Problem.
Return copies of the lines below that mention "fatigue".

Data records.
------------------------------------------------------------

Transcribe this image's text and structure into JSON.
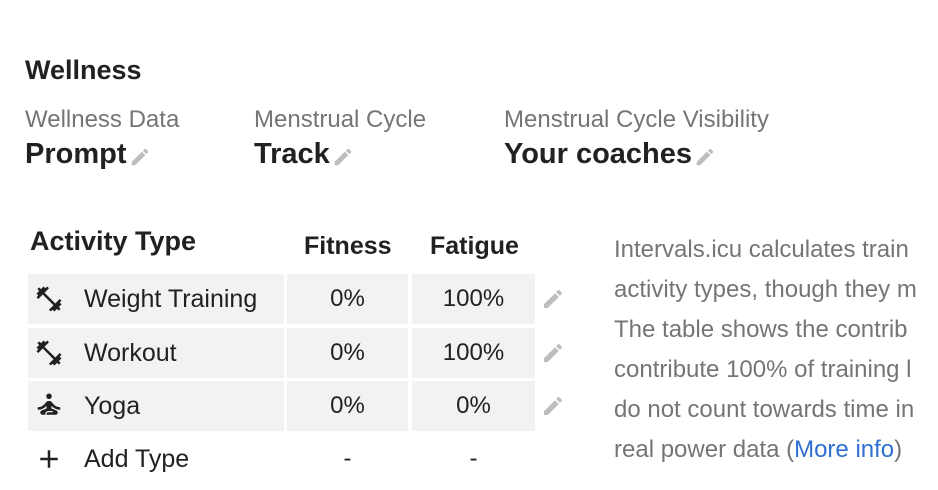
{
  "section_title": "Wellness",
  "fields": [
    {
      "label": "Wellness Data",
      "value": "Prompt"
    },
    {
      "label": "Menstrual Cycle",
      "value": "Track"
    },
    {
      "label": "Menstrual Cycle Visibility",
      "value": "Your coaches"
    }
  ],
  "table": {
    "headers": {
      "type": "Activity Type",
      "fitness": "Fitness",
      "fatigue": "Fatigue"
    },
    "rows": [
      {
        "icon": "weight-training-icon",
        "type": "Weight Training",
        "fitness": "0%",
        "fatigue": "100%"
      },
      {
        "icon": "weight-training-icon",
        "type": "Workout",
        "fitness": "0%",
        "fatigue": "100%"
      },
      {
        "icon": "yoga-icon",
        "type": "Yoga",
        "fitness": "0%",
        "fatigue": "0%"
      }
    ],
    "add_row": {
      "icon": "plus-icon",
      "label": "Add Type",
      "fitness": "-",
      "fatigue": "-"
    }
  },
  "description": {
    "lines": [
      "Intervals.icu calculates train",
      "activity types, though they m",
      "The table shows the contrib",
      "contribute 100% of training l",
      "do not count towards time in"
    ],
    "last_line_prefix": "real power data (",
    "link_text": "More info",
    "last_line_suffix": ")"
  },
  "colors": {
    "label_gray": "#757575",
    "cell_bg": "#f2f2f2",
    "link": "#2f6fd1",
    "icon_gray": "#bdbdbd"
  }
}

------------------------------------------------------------

Worked solution.
      "fatigue": "Fatigue"
        "fatigue": "100%"
        "fatigue": "100%"
        "fatigue": "0%"
      "fatigue": "-"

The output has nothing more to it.